We might not be able to travel to space, but as of last week, we at least have the most high-definition images of the universe ever taken. The images shared by NASA were rendered with the new James Webb Space Telescope (JBST). JBST began its science operations six months ago when launched into space at the end of December 2021. However, its first batch of images are among the most stunning and clear celestial pictures we have of space so far. The images reveled five neighboring galaxies called Stephan’s Quintet and the Carina Nebula.

The JWST is considered the most powerful telescope ever built revealing that not all galaxies are invisible. During the NASA press conference held on Tuesday, Eric Smith, the program scientist for the JWST mission, said JWST’s first photos are “especially phenomenal because they were technically nothing more than practice runs.”

Deepest Infrared Image of Universe Yet

The first image rendered showed the galaxy cluster SMACS 0723– as it appeared 4.6 billion years ago, with many more galaxies in front of, and behind the cluster.

Nasa james Webb

 NASA shares, “Light from these galaxies took billions of years to reach us. We are looking back in time within a billion years after the big bang when viewing the youngest galaxies in this field.”In their totality, these images explore the birth and death of stars. Webb’s ability to capture light in the mid-infrared range allows its cameras to cut through dense clouds of dust and gas. This ability helped Webb to capture spectacular details of the Carina Nebula where stars are born.

Southern Ring Nebula

NASA.com | This side-by-side comparison shows observations of the Southern Ring Nebula in near-infrared light, at left, and mid-infrared light, at right, from NASA’s Webb Telescope.

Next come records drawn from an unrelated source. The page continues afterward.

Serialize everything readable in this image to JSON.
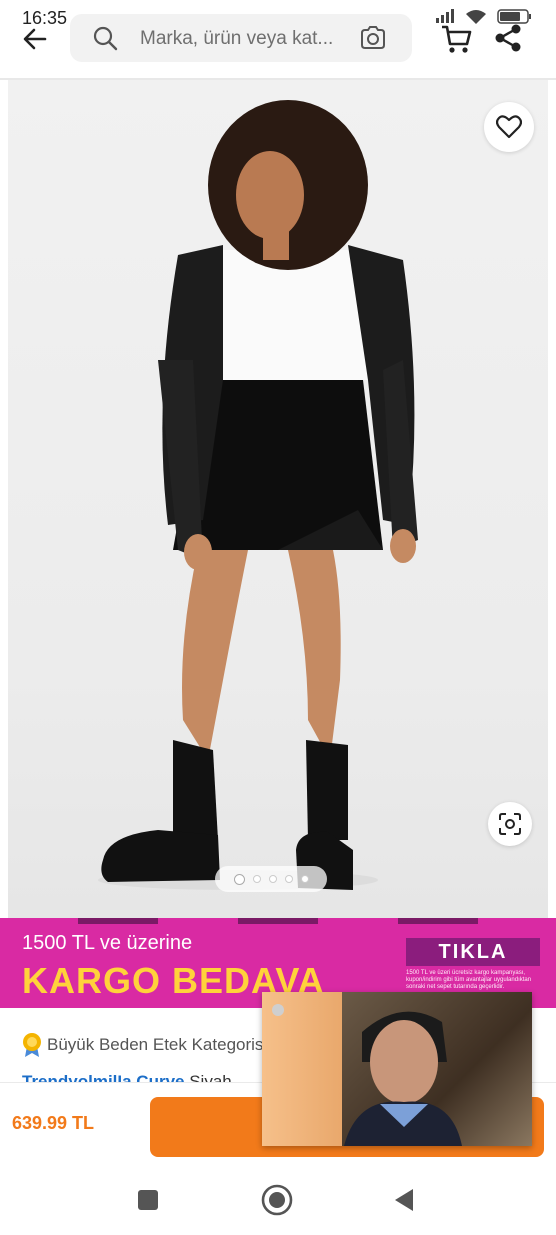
{
  "status": {
    "time": "16:35",
    "battery": "73"
  },
  "header": {
    "search_placeholder": "Marka, ürün veya kat..."
  },
  "gallery": {
    "image_count": 5,
    "active_index": 0
  },
  "promo": {
    "line1": "1500 TL ve üzerine",
    "line2": "KARGO BEDAVA",
    "cta": "TIKLA",
    "fine_print": "1500 TL ve üzeri ücretsiz kargo kampanyası, kupon/indirim gibi tüm avantajlar uygulandıktan sonraki net sepet tutarında geçerlidir."
  },
  "product": {
    "category": "Büyük Beden Etek Kategorisi",
    "brand": "TrendyolmilIa Curve",
    "title_rest": " Siyah",
    "price": "639.99 TL"
  },
  "colors": {
    "accent": "#f27a1a",
    "promo_bg": "#d92aa3",
    "promo_yellow": "#ffd23b",
    "brand_blue": "#1c6ec8"
  },
  "icons": [
    "back-arrow-icon",
    "search-icon",
    "camera-icon",
    "cart-icon",
    "share-icon",
    "heart-icon",
    "scan-icon",
    "recents-icon",
    "home-icon",
    "back-icon"
  ]
}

Webb is also excellently suited to study the end of a star’s life. As stars get old, they can puff off their outer layers and form nebulas like the Southern Ring Nebula. The image revealed never-before-seen details of successive waves of matter expelled by the dying central star.

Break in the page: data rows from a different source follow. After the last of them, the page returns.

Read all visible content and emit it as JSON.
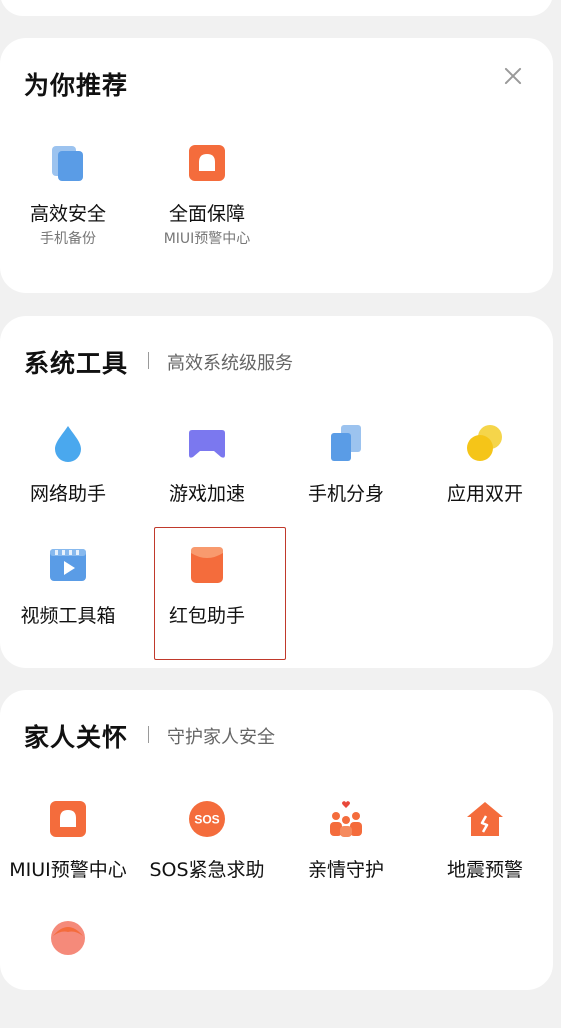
{
  "recommend": {
    "title": "为你推荐",
    "items": [
      {
        "label": "高效安全",
        "sub": "手机备份",
        "icon": "backup-icon"
      },
      {
        "label": "全面保障",
        "sub": "MIUI预警中心",
        "icon": "alarm-icon"
      }
    ]
  },
  "system_tools": {
    "title": "系统工具",
    "subtitle": "高效系统级服务",
    "items": [
      {
        "label": "网络助手",
        "icon": "water-drop-icon"
      },
      {
        "label": "游戏加速",
        "icon": "gamepad-icon"
      },
      {
        "label": "手机分身",
        "icon": "dual-phone-icon"
      },
      {
        "label": "应用双开",
        "icon": "dual-circle-icon"
      },
      {
        "label": "视频工具箱",
        "icon": "video-icon"
      },
      {
        "label": "红包助手",
        "icon": "red-envelope-icon"
      }
    ]
  },
  "family": {
    "title": "家人关怀",
    "subtitle": "守护家人安全",
    "items": [
      {
        "label": "MIUI预警中心",
        "icon": "alarm-icon"
      },
      {
        "label": "SOS紧急求助",
        "icon": "sos-icon"
      },
      {
        "label": "亲情守护",
        "icon": "family-icon"
      },
      {
        "label": "地震预警",
        "icon": "house-icon"
      }
    ]
  },
  "colors": {
    "accent_orange": "#f46c3c",
    "blue": "#5a9ce6",
    "purple": "#7b78ef",
    "yellow": "#f5c518",
    "highlight": "#c0392b"
  }
}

Stephan’s Quintet


With its infrared vision and extremely high spatial resolution, Webb shows never-before-seen details of the Stephan’s Quintet. A group of five galaxies orbiting around each other. NASA explained that “sparkling clusters of millions of young stars and starburst regions of fresh star birth” grace this image. We are also looking at  tails of gas, dust and stars are being pulled from several of the galaxies due to gravitational interactions. Lastly, we see massive shock waves as one galaxy clashes with a group of two others.

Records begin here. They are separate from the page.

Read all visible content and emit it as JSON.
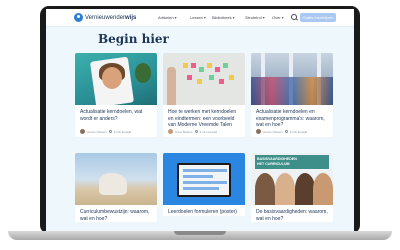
{
  "navbar": {
    "logo_light": "Vernieuwender",
    "logo_bold": "wijs",
    "items": [
      {
        "label": "Artikelen",
        "has_dropdown": true
      },
      {
        "label": "Lessen",
        "has_dropdown": true
      },
      {
        "label": "Bibliotheek",
        "has_dropdown": true
      },
      {
        "label": "Sleutelrol",
        "has_dropdown": true
      },
      {
        "label": "Over",
        "has_dropdown": true
      }
    ],
    "cta_label": "Gratis Inschrijven"
  },
  "page": {
    "title": "Begin hier"
  },
  "cards": [
    {
      "title": "Actualisatie kerndoelen, wat wordt er anders?",
      "author": "Hanne Nielsen",
      "read_time": "3 min leestijd"
    },
    {
      "title": "Hoe te werken met kerndoelen en eindtermen: een voorbeeld van Moderne Vreemde Talen",
      "author": "Anne Meijers",
      "read_time": "4 min leestijd"
    },
    {
      "title": "Actualisatie kerndoelen en examenprogramma's: waarom, wat en hoe?",
      "author": "Hanne Nielsen",
      "read_time": "3 min leestijd"
    },
    {
      "title": "Curriculumbewustzijn: waarom, wat en hoe?"
    },
    {
      "title": "Leerdoelen formuleren (poster)"
    },
    {
      "title": "De basisvaardigheden: waarom, wat en hoe?",
      "image_banner": "BASISVAARDIGHEDEN\nHET CURRICULUM"
    }
  ],
  "colors": {
    "accent": "#2d7fd3",
    "title": "#1d3557",
    "page_bg": "#eef7fb",
    "cta_bg": "#a9c9f2"
  },
  "icons": [
    "logo-icon",
    "chevron-down-icon",
    "search-icon",
    "clock-icon"
  ]
}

The Future

With the help of the JWST, astronomers hope to continue to better explore the origins of the universe, planets, galaxies, stars and life.

* Disclaimer: James Webb was a homophobic administrator at NASA during the 1960’s who was responsible for enforcing the anti-LGBTQ+ “Lavender Scare,” a 1950s moral panic that had many people fired from government positions simply for being queer. Many at NASA and within the space community have urged NASA to consider changing its name. NASA since launched an investigation into the matter and decided a name change was not necessary.